Lines in the listing below that include the word "Sept" need to be copied.

--------

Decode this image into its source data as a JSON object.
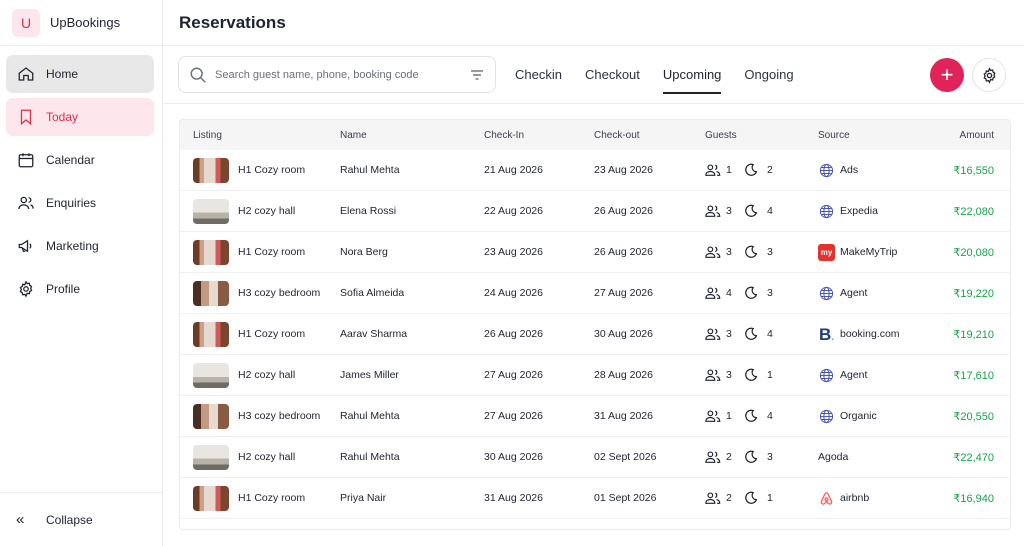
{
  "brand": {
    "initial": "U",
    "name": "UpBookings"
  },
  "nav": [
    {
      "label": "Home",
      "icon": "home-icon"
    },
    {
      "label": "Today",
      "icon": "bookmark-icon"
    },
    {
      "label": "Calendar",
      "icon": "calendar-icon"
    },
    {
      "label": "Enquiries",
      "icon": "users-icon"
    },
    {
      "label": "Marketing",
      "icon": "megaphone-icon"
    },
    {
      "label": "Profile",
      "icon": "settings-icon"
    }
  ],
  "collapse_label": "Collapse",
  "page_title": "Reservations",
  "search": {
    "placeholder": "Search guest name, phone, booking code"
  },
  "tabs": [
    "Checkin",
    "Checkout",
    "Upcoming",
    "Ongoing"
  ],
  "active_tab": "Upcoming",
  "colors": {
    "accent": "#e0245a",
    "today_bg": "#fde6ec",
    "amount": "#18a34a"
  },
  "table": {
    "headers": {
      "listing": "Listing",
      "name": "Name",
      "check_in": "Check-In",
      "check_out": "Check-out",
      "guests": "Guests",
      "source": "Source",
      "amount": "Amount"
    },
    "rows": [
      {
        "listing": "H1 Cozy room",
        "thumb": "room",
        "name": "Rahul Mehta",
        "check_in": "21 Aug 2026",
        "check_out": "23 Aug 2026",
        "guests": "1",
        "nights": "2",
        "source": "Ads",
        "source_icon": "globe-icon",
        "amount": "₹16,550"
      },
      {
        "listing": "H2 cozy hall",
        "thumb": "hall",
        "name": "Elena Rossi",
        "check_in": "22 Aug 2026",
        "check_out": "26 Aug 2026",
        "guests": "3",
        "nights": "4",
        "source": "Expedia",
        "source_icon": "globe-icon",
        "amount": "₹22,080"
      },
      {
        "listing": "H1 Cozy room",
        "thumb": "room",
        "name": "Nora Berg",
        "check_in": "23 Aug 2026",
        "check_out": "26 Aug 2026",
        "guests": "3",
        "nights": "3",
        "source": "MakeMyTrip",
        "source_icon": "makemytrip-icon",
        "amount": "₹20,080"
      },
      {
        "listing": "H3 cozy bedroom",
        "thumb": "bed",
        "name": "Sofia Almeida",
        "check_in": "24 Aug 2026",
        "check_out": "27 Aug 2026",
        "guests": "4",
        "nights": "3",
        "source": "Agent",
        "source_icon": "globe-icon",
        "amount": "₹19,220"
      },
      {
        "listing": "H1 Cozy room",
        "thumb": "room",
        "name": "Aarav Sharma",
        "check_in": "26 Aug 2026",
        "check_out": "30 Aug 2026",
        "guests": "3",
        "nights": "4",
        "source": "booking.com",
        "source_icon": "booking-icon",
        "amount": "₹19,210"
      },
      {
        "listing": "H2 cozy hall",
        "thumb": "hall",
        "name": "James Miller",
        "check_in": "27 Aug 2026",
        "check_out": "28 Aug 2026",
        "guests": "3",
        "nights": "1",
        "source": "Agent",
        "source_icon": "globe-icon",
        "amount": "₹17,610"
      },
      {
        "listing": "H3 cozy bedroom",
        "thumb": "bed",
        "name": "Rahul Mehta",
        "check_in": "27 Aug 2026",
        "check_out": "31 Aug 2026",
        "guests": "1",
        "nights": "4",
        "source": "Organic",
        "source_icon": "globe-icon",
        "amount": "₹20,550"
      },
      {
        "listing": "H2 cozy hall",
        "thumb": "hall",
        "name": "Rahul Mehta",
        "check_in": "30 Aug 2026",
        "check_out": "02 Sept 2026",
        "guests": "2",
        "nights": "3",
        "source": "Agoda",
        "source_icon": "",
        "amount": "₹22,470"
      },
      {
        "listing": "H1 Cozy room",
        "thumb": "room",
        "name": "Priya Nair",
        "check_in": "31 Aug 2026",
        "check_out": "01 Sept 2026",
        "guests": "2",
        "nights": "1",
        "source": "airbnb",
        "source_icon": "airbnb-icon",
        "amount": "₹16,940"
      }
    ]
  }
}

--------

Reply to the exercise -
        "check_out": "02 Sept 2026",
        "check_out": "01 Sept 2026",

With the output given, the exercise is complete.